EXERCISE BRIEF
Reply with one number: the count of lines in the records below that hold "bottom".
─── EXTRACTED ENTRIES ───
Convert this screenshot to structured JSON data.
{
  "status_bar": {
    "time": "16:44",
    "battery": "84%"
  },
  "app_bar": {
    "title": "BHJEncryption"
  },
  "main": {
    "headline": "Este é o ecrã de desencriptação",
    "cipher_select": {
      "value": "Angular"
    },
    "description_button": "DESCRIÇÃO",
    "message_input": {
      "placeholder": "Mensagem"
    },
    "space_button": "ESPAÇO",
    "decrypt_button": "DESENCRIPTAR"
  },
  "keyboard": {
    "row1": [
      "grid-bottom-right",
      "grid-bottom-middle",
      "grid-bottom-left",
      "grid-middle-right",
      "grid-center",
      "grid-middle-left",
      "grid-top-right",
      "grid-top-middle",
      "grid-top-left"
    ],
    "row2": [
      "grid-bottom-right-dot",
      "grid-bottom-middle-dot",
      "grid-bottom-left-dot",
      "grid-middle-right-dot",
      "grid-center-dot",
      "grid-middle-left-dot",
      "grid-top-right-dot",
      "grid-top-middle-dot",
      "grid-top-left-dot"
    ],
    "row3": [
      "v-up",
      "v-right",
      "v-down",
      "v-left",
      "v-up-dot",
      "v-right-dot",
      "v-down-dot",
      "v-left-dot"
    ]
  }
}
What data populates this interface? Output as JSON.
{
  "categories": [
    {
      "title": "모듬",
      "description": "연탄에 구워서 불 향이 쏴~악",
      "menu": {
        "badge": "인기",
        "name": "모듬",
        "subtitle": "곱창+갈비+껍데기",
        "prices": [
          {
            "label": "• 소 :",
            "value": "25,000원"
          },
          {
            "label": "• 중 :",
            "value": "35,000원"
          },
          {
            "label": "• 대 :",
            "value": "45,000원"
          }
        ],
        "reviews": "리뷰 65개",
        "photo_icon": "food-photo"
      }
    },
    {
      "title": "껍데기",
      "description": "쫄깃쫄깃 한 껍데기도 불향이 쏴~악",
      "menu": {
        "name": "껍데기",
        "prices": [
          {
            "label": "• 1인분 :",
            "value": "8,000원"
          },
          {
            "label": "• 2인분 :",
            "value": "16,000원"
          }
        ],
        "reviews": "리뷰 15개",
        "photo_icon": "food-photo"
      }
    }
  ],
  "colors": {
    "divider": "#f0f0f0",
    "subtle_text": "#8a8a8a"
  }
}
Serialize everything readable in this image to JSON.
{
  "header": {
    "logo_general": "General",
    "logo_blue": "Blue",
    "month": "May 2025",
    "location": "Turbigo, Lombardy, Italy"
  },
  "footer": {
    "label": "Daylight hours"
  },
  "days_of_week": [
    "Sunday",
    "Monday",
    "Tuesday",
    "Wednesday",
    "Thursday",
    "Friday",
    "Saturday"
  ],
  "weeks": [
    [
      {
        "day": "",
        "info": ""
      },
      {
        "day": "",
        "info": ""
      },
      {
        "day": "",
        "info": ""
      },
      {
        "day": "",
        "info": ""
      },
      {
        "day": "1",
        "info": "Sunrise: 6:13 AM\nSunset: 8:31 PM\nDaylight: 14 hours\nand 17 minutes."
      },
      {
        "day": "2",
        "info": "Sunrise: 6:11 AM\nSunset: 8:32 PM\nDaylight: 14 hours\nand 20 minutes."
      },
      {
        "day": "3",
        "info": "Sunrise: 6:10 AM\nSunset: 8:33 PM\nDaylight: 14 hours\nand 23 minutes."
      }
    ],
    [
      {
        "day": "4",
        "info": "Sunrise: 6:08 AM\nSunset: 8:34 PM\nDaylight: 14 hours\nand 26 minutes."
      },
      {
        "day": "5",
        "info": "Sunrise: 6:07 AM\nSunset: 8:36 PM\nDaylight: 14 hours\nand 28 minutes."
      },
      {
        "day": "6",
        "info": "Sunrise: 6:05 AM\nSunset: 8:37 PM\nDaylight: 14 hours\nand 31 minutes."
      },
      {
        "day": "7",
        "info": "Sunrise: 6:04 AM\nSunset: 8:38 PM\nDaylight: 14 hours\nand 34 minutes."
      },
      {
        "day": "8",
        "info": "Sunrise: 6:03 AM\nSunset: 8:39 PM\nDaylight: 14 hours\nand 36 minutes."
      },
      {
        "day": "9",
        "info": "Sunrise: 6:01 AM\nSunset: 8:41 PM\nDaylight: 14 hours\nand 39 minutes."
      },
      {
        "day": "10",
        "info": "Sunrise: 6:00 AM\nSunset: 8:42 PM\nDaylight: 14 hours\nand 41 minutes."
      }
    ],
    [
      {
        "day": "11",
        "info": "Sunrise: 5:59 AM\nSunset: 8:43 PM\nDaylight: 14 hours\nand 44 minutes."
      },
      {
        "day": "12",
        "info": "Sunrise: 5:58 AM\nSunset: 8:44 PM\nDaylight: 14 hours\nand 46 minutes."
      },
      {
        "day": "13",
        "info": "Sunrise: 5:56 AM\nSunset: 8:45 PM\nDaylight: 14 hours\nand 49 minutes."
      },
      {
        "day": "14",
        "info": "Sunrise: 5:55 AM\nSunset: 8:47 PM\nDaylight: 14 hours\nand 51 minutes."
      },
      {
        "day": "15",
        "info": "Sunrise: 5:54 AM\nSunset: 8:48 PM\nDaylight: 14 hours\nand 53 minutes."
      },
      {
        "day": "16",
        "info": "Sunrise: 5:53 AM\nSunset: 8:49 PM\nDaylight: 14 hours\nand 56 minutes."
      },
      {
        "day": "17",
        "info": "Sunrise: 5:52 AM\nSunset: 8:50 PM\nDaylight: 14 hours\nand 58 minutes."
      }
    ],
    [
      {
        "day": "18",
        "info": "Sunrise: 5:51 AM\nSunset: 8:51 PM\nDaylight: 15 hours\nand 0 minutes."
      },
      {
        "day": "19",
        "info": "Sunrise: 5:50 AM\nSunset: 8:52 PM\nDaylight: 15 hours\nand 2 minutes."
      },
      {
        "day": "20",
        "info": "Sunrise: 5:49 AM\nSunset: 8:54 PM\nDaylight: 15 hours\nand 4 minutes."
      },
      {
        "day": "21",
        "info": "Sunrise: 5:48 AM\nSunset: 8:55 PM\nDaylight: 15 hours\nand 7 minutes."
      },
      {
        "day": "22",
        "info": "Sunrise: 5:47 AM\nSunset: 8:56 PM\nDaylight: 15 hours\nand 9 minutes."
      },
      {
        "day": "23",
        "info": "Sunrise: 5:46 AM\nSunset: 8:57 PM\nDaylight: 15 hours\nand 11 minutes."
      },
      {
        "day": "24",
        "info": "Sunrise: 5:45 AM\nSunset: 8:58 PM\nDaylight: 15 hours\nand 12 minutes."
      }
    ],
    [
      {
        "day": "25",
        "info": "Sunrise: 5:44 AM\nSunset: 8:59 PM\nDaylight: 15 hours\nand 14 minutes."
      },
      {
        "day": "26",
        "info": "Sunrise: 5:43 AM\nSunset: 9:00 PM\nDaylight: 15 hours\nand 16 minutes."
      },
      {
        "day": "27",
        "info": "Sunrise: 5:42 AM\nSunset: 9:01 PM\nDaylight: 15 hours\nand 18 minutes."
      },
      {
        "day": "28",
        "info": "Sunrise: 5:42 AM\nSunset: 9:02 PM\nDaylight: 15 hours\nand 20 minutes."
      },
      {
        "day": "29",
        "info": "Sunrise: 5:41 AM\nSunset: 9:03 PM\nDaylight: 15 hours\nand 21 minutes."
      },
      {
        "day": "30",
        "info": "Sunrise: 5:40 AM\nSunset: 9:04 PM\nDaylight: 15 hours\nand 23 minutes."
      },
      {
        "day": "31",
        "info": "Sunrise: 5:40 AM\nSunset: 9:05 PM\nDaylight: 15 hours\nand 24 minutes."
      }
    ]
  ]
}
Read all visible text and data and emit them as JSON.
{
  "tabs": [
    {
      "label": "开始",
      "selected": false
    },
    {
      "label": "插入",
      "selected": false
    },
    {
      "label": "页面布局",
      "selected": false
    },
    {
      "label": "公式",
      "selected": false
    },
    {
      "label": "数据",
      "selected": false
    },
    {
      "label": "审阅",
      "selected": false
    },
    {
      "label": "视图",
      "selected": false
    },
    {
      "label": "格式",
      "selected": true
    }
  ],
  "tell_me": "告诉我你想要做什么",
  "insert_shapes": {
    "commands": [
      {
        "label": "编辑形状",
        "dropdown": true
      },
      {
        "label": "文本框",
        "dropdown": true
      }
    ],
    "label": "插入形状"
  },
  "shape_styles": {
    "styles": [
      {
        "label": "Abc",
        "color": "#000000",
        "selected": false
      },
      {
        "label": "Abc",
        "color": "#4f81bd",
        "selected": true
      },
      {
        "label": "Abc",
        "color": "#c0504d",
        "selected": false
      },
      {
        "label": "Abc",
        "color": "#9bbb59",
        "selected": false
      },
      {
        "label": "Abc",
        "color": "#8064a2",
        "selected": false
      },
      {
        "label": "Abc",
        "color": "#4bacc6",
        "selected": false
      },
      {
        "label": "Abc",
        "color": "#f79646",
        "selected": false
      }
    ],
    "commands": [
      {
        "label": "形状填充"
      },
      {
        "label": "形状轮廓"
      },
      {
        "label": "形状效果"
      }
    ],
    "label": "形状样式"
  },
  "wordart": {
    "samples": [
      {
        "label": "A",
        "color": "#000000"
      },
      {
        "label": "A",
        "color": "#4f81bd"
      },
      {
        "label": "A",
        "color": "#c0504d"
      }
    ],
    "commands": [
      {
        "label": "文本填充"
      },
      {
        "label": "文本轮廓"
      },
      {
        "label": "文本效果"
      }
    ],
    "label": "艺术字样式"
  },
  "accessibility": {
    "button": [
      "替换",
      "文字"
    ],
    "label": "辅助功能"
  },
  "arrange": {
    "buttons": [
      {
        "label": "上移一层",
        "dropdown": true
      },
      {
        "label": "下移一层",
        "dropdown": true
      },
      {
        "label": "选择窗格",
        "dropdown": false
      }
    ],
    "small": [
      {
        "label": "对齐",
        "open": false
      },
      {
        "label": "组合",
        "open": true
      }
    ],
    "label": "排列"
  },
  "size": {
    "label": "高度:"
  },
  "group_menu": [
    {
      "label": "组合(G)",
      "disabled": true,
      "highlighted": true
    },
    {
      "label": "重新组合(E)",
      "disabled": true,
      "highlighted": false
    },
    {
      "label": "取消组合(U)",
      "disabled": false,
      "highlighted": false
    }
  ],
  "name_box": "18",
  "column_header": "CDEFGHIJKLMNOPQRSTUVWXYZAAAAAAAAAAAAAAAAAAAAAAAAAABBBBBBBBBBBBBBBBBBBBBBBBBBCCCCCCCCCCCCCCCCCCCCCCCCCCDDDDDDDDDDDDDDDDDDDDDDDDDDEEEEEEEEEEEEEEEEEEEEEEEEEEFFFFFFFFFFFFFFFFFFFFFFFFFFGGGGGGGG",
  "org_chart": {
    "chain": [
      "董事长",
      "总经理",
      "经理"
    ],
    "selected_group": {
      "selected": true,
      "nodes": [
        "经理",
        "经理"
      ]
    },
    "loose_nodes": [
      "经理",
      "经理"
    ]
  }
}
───
ANSWER BOX
6